Yesterday I posted about a pretty awful experience that I, and everyone in my address book, have just experienced at the hands of RareBridge. As I wrote at the end of that post, I emailed the CEO, Simon Gregory, to let him know what I thought of his activity. Later last night, I received a reply. He apologised “for any inconvenience or embarrassment,” confirmed that my account had been deleted and I would be receiving no further messaging* from RareBridge, and then went on to cite the lines in the Terms of Service that make it legal for him to do what he did (italics mine):
When you attempt to connect with other RareBridge members or with non-members of RareBridge, you may need to provide us with such person’s name and email address. Names and email addresses that you select will be used to send invitations and reminders from you and your email address will be displayed on these invitations. You may also elect to import contacts from an external address book. In this case we may send membership invitations to certain imported email addresses, and these invitations may indicate that you are a member of the community.
Right. I’d say there is a pretty big difference between maybe sending mail to some people and spamming the entire address book, but this language protects them.
He then went on to say:
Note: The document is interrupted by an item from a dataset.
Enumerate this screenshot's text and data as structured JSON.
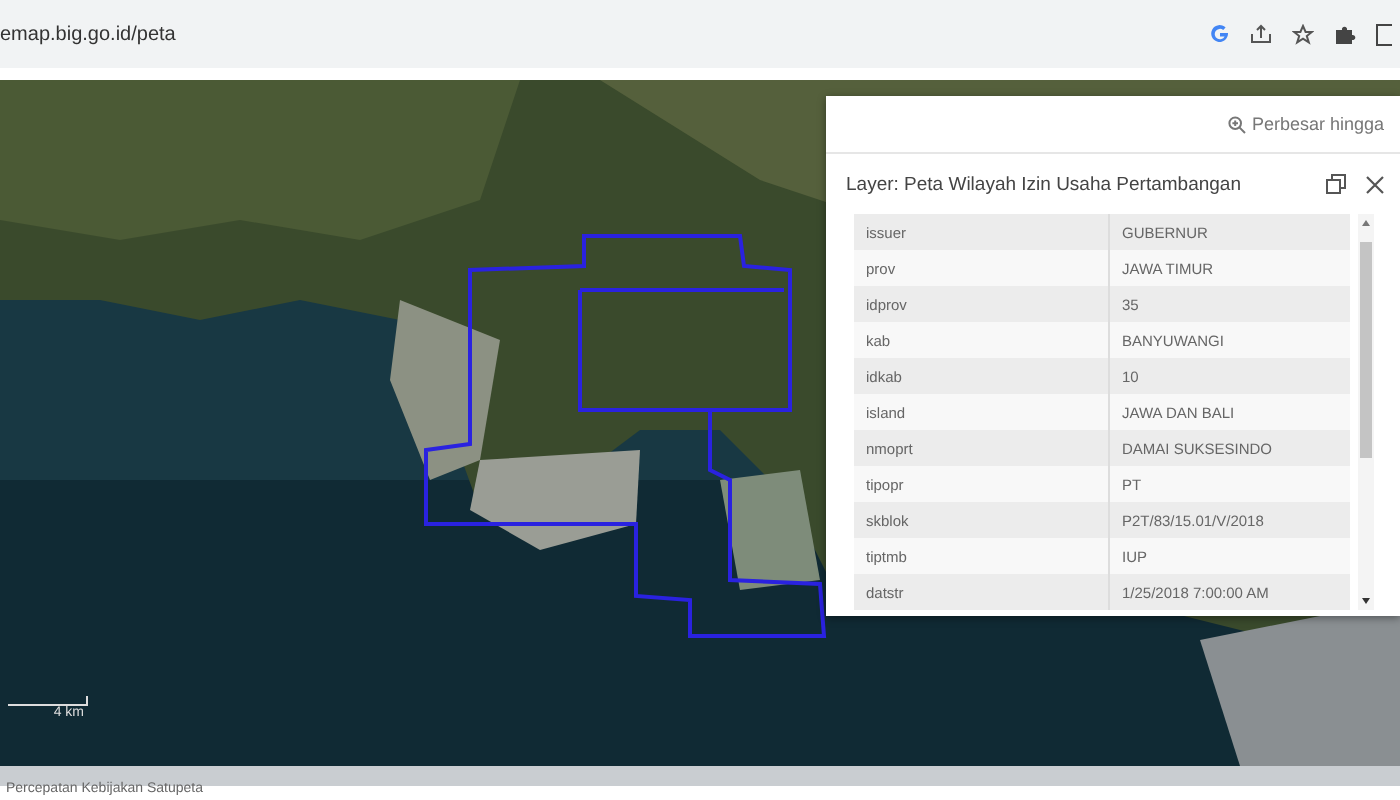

“You should also note that most other social networks, including the majors, use similar techniques to entice signup. Whether right or wrong. This is common practice; and is most certainly not a case of fraud.”
I am a member of most, if not all, of the ‘majors’ and while they certainly have questionable practices, none of them has spammed my entire address book. They’ve not, as far as I’m aware, emailed any of my contacts without my explicit permission. In some cases, that permission was obtained using deliberately misleading interaction patterns, but it was obtained nonetheless.
Even more inexplicably, in the 4 or so months since I’ve been signed up for the service, I’ve not received a single email from RareBridge urging me to log on and check out what’s happening, or for any other purpose at all. Not a word. One would have thought that this would be an obvious way to boost engagement – though a whole lot of services fumble on frequency calibration, this kind of messaging is definitely industry-wide common practice.
Even if I had received email from the service, though, I confess I would have found it difficult to invite others to join. That’s because, having checked it out, I saw nothing of particular value – there’s no functionality that isn’t already offered by other networks which already have my contacts as members, and the interaction and visual design are uninspiring to say the least.
I reckon if a (self-professed) Columbia MBA hasn’t got the memo that this kind of shit is not OK, then it’s likely that a whole lot of others haven’t either. So here’s a very short checklist for those who might be thinking about starting up another social or professional network:
1. Make sure you’ve got a strong value proposition, and that it’s well articulated through the functionality you make available. The best way to acquire and retain users is to give them something they want or need, ideally in a way that’s unique, or at least better than what they can get elsewhere. If you do this, then they will be your marketing and you won’t have to resort to spam.
2. Design a great experience. Users have grown a lot more discerning over the past 8 years or so, and good design is more and more important for commercial success. If you make it difficult for people to do what they want to do, or what you want them to do – if you make it anything less than perfectly pleasant – they will very likely leave and not come back.
3. Treat your users with respect, and maintain a culture of trust. Don’t try to trick them into behaviour they’re not comfortable with, especially when it comes to their contacts – if your service is good enough, they’ll happily pass it on. Broken trust is difficult to repair, especially for a young service that has not yet reached ‘critical mass’ of value – and that critical mass is reached through user engagement, so see points 1-2.
Apologies to those of you who just fell asleep. We will return to our usual programming next week.
*This afternoon, I received a clone of the first-ever email I got from RareBridge, inviting me to join my former friend and colleague on RareBridge. Dicks.